[Data records for software interfaces]
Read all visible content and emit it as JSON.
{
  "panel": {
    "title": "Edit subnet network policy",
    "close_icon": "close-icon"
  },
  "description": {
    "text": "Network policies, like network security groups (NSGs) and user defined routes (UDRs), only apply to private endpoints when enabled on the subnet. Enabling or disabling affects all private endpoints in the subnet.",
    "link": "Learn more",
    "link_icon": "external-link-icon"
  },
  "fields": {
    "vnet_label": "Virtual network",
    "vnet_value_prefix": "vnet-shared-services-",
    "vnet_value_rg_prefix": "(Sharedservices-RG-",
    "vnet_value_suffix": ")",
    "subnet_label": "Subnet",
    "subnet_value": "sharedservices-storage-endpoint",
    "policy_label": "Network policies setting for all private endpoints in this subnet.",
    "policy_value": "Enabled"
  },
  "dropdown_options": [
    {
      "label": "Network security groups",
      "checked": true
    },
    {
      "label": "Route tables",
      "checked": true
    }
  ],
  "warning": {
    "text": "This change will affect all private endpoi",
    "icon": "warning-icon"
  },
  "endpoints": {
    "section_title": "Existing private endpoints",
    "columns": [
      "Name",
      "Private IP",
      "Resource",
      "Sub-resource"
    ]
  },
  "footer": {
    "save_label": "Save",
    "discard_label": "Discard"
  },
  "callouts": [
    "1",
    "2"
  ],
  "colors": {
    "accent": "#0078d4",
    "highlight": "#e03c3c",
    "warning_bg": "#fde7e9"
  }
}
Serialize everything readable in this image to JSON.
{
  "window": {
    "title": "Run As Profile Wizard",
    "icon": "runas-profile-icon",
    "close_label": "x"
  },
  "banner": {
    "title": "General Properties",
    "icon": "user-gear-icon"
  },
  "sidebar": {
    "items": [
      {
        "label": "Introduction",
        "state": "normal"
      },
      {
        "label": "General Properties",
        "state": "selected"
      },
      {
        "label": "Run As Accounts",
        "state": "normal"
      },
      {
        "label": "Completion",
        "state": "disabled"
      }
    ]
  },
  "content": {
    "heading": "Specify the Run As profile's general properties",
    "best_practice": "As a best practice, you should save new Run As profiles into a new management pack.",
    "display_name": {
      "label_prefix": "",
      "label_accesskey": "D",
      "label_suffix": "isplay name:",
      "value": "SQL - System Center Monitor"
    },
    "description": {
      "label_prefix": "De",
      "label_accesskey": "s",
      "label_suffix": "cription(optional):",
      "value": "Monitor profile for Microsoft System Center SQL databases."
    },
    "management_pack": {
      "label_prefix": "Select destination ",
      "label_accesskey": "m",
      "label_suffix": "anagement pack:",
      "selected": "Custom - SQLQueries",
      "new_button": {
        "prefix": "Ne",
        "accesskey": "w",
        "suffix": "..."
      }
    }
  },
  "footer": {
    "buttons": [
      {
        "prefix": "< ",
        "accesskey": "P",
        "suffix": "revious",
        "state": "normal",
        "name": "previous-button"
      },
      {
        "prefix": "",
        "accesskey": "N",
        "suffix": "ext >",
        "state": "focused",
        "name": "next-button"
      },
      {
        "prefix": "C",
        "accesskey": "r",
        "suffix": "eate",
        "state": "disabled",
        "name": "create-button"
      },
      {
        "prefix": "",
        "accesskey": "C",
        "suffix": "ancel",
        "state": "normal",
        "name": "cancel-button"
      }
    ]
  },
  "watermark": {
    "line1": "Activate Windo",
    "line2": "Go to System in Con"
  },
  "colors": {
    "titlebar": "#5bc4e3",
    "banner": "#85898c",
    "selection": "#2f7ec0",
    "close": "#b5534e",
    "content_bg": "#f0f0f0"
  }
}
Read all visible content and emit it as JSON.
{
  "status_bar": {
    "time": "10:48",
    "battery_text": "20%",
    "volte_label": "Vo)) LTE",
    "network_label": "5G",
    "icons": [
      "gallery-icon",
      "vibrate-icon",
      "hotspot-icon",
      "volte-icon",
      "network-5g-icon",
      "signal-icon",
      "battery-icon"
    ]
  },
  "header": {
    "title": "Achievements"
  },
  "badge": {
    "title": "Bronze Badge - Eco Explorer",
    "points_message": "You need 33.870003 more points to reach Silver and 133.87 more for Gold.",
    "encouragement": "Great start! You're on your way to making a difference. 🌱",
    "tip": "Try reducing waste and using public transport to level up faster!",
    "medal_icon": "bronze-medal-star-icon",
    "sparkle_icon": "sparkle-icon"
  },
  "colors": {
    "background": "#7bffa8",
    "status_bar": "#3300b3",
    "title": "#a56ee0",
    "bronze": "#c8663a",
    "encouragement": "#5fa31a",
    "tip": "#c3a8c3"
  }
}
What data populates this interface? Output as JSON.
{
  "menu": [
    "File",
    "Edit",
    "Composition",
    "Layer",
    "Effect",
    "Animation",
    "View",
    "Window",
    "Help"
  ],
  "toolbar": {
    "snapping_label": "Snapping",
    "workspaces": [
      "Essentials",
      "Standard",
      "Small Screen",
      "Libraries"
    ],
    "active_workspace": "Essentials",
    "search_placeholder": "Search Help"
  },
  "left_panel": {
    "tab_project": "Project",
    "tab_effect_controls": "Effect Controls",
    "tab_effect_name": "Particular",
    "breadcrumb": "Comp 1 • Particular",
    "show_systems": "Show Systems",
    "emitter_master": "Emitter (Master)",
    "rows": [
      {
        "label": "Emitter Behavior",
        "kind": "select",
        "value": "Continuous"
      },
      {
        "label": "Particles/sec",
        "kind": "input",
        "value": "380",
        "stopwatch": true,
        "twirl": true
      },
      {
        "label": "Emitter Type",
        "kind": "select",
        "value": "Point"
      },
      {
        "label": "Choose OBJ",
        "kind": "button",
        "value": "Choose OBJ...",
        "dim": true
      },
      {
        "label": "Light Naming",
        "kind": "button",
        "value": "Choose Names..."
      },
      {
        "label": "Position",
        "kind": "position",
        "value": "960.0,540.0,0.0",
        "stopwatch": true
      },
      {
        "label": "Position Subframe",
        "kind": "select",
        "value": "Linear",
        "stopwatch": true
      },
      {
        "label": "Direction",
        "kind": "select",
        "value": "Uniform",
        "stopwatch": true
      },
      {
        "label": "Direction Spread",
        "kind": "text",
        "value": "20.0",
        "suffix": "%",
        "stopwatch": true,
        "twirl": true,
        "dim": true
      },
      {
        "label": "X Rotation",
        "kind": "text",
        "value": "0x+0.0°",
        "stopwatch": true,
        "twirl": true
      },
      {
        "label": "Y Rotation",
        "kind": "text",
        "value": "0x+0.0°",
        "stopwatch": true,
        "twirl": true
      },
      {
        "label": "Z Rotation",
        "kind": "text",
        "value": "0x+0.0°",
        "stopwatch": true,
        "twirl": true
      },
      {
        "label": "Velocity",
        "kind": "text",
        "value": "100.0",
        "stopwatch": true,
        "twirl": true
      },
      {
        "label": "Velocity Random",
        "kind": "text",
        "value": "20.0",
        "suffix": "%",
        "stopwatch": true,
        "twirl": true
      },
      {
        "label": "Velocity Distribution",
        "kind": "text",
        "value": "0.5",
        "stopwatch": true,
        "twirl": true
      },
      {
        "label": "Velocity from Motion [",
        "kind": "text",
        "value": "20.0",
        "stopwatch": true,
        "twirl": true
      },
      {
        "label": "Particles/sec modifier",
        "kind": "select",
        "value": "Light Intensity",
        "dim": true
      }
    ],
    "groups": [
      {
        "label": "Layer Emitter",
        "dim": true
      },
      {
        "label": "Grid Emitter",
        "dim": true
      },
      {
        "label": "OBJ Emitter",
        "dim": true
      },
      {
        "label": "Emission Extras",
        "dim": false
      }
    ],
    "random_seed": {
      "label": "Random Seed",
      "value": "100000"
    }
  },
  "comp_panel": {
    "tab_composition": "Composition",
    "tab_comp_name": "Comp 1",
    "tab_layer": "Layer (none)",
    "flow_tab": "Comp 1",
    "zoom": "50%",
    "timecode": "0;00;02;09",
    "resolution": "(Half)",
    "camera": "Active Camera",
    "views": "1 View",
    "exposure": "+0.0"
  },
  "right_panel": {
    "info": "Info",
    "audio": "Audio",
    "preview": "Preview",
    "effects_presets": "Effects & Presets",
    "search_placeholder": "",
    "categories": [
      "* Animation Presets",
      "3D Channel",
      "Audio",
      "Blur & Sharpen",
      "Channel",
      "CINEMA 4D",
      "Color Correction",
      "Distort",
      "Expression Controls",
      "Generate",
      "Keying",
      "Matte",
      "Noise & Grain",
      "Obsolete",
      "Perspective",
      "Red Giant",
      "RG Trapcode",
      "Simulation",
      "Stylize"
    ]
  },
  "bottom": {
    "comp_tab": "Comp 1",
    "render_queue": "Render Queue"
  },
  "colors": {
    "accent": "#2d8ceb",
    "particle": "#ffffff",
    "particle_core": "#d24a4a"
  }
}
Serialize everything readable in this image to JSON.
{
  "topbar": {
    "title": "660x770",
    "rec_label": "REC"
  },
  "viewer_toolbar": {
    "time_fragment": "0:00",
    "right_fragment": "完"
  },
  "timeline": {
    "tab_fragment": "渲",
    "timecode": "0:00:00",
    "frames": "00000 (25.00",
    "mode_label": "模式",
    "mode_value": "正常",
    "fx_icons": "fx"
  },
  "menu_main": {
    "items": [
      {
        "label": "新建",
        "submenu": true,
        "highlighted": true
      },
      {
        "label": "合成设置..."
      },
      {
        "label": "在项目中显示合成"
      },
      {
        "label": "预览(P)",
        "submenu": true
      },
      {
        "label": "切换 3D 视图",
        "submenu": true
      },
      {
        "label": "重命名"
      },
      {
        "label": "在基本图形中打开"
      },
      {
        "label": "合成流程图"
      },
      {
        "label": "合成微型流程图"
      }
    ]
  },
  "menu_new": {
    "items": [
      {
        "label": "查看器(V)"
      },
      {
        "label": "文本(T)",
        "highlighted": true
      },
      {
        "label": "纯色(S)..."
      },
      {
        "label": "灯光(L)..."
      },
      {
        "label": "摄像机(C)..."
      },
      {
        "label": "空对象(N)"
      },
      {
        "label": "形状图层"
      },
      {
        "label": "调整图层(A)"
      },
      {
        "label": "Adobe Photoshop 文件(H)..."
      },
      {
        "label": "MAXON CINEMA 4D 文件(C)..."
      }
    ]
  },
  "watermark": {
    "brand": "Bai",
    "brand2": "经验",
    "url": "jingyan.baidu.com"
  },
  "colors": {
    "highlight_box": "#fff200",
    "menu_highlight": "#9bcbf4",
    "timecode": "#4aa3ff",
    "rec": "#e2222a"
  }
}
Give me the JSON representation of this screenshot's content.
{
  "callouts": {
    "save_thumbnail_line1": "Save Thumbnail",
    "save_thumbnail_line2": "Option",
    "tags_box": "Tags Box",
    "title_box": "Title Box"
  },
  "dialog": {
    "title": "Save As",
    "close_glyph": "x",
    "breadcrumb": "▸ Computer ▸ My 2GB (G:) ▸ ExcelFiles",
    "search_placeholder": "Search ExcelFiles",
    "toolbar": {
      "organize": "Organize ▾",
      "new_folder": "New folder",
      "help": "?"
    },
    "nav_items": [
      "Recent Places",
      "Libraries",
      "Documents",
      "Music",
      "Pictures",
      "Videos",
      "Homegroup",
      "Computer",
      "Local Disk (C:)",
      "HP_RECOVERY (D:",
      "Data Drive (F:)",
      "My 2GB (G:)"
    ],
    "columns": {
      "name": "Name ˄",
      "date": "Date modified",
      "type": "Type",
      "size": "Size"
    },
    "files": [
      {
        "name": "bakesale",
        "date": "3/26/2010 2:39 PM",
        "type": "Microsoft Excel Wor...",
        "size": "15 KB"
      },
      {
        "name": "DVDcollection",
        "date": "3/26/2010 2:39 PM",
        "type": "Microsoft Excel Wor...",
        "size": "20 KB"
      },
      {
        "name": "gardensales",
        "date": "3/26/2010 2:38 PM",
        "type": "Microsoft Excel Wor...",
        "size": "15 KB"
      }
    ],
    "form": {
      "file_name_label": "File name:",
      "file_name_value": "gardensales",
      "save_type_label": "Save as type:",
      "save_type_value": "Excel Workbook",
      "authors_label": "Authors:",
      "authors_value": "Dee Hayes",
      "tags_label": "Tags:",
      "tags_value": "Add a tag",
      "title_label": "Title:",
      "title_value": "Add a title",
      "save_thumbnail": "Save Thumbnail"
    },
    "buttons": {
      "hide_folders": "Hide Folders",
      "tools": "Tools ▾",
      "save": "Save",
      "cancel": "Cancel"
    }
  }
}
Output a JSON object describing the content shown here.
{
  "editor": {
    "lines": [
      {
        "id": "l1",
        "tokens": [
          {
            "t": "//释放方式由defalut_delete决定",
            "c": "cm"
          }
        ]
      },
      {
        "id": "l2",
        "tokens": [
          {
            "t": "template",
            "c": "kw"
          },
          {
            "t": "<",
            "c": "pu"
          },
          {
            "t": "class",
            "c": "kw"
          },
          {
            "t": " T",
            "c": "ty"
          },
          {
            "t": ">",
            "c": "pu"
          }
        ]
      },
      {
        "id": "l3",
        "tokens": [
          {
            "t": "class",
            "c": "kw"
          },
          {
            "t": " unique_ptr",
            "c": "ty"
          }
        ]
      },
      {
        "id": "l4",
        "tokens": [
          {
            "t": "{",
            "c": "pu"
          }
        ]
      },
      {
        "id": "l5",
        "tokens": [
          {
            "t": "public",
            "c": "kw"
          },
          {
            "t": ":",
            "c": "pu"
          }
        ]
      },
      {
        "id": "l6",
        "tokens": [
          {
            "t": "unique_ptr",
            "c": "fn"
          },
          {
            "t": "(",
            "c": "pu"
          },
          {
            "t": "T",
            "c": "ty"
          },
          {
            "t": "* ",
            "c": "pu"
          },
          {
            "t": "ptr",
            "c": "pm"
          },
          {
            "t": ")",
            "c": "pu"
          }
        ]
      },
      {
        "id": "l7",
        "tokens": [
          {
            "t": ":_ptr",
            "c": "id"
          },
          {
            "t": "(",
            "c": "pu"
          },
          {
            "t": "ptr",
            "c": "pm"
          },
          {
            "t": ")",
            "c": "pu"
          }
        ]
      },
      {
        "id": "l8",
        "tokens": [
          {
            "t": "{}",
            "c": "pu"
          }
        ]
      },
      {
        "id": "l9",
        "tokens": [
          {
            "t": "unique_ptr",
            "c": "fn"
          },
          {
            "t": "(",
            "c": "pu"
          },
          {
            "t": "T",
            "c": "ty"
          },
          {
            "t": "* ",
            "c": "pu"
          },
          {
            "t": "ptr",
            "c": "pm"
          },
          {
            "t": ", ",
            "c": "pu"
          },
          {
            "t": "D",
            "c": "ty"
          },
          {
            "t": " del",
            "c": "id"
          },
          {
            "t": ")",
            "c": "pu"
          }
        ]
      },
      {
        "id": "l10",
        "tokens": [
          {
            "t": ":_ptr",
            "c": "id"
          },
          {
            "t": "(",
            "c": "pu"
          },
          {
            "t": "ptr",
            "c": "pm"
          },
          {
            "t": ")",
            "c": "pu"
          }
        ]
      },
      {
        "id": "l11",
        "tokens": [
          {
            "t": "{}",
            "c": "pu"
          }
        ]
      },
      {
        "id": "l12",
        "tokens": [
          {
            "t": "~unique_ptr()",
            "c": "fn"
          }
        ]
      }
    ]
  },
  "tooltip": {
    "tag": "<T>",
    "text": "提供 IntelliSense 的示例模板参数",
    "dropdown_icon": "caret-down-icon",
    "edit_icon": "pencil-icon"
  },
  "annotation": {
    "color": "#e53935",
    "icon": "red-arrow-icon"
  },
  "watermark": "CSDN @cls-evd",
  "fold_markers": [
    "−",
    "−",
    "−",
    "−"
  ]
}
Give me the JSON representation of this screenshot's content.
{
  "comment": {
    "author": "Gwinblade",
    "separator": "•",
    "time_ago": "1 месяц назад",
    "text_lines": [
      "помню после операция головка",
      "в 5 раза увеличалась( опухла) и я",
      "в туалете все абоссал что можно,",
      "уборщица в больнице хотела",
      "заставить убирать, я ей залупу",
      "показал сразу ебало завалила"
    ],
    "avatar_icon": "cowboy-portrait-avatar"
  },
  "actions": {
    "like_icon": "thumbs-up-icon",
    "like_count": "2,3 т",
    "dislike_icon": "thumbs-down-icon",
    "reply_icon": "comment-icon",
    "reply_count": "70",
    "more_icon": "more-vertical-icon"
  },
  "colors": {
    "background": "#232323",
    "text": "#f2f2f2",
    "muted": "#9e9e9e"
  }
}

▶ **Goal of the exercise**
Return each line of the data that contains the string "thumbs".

▶ **Answer area**
    "like_icon": "thumbs-up-icon",
    "dislike_icon": "thumbs-down-icon",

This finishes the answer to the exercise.